In fiction and in popular culture the highwayman is perceived as a romantic and glamorous figure. Mention the word “highwayman”, and everyone sees before them a cavalier-like person on a handsome horse, bursting forth from the thicket on a moonlit night and uttering the immortal command “stand and deliver!”
He will be wearing the customary uniform of the highway robber: the cape, the tricorne hat, and the mask, and he will most likely be a gentleman by birth because he rides a horse, and horses are expensive. Only the most desperate of circumstances would have forced him to break the law. Perhaps he is a victim of an injustice perpetrated against his noble family, or a widower with five children to feed and clothe.

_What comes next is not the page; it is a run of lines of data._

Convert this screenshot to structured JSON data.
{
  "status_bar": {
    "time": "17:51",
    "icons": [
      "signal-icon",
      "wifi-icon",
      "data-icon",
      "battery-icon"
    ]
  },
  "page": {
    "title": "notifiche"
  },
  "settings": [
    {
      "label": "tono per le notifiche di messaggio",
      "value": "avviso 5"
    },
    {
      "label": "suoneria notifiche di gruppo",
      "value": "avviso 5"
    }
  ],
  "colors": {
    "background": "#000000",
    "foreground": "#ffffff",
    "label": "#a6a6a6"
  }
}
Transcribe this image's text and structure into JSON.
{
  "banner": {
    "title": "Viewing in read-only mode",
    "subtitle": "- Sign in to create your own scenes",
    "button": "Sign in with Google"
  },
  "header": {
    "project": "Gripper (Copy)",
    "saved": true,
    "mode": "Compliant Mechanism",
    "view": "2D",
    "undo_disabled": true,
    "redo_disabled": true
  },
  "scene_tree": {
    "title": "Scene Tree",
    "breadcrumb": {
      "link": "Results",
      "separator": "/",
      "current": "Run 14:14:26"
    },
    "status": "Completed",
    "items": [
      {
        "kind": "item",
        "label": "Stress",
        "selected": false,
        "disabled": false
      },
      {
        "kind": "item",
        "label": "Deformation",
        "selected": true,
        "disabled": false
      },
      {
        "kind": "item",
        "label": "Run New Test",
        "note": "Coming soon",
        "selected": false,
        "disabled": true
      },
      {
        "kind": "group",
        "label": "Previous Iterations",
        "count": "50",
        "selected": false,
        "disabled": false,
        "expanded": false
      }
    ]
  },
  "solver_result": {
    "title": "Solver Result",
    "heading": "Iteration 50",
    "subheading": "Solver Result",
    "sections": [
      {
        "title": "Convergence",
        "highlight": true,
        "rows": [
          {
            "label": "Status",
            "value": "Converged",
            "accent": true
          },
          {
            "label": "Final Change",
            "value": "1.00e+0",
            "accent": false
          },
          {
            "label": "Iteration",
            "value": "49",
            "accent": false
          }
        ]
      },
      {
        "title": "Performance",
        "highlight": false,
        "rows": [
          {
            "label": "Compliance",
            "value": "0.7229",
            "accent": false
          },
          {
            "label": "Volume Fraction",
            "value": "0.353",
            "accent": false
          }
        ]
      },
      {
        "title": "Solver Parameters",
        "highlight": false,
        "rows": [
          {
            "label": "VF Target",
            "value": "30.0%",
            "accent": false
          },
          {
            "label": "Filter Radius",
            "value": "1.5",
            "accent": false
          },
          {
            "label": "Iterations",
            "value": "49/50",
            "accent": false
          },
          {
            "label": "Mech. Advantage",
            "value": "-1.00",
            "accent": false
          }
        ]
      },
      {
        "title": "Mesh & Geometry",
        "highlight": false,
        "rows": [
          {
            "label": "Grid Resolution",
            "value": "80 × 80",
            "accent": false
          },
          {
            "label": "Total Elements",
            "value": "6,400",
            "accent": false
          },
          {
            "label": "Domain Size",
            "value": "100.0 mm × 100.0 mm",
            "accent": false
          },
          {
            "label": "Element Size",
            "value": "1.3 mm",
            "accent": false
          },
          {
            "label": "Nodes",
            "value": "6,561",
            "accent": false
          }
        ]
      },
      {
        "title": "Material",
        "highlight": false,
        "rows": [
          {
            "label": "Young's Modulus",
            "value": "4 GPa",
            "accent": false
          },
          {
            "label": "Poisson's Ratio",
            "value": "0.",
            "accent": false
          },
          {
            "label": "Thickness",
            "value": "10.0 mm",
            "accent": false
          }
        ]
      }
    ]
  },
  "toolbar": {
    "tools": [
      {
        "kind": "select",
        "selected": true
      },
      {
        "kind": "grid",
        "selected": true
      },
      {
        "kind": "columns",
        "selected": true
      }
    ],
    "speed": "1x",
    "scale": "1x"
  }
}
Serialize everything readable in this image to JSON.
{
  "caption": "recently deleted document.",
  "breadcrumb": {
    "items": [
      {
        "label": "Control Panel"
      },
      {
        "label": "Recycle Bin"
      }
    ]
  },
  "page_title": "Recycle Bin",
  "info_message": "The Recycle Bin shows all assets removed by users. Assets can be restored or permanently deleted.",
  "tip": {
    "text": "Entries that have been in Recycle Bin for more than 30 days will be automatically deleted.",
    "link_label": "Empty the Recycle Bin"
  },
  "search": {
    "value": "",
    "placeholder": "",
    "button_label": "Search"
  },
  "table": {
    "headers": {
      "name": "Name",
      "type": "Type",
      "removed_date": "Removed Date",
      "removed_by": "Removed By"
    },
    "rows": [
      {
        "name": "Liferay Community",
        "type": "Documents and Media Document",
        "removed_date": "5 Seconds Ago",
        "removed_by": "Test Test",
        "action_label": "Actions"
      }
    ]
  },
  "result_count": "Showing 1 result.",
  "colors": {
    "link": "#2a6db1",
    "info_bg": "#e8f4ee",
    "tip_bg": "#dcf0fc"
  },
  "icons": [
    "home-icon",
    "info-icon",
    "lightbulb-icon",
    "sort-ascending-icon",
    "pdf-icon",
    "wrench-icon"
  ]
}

He will rob his victims in a humorous and genteel manner, flirting with the ladies and not humiliating his male victims too much.
The reality was, of course, a lot less glamorous because these men were often violent bandits and sometimes murderers and rapists as well.
So why does the romance persist? Why did people write songs and ballads about highwaymen? Why do they feature in books and films as dashing heroes? No one wrote songs about common footpads and pickpocket – what we would call muggers today. Burglars, embezzlers and pimps are also beneath our contempt yet the highwayman remains elevated to an almost mythical status.
I think the explanation lies in our admiration for their daring, and their devil-may-care attitude. A lot could go wrong when holding up a carriage, and therefore it took courage. The horses could bolt if startled, potentially leading to injury to the robbers as well as the victims in the process. The coachman and his co-driver would likely be armed (and some passengers too), especially if the journey involved traversing a desolate area such as Hounslow Heath where The Highwayman’s Daughter is set. 18th century pistols only contained one shot, so the highwayman had to carry more than one as there would be no time to reload if he had to fire his pistol.
There was also the chance of pursuit if other (armed) riders came upon the coach while the robbery was in progress, or it could even be a patrol of redcoats. And finally, there was the risk of disclosure or betrayal when the robber had to dispose of those stolen goods, which were not in ready coin.
You may ask why I have chosen to perpetuate the myth of the romantic highwayman in my book. The answer is that I did that precisely because it makes for a dashing hero and a gutsy heroine! What could be more appropriate in a work of romantic fiction?
And now to the Giveaway
1 copy of The highwayman's daughter
1. Open to all
2. Ends May 24th
3. Just enter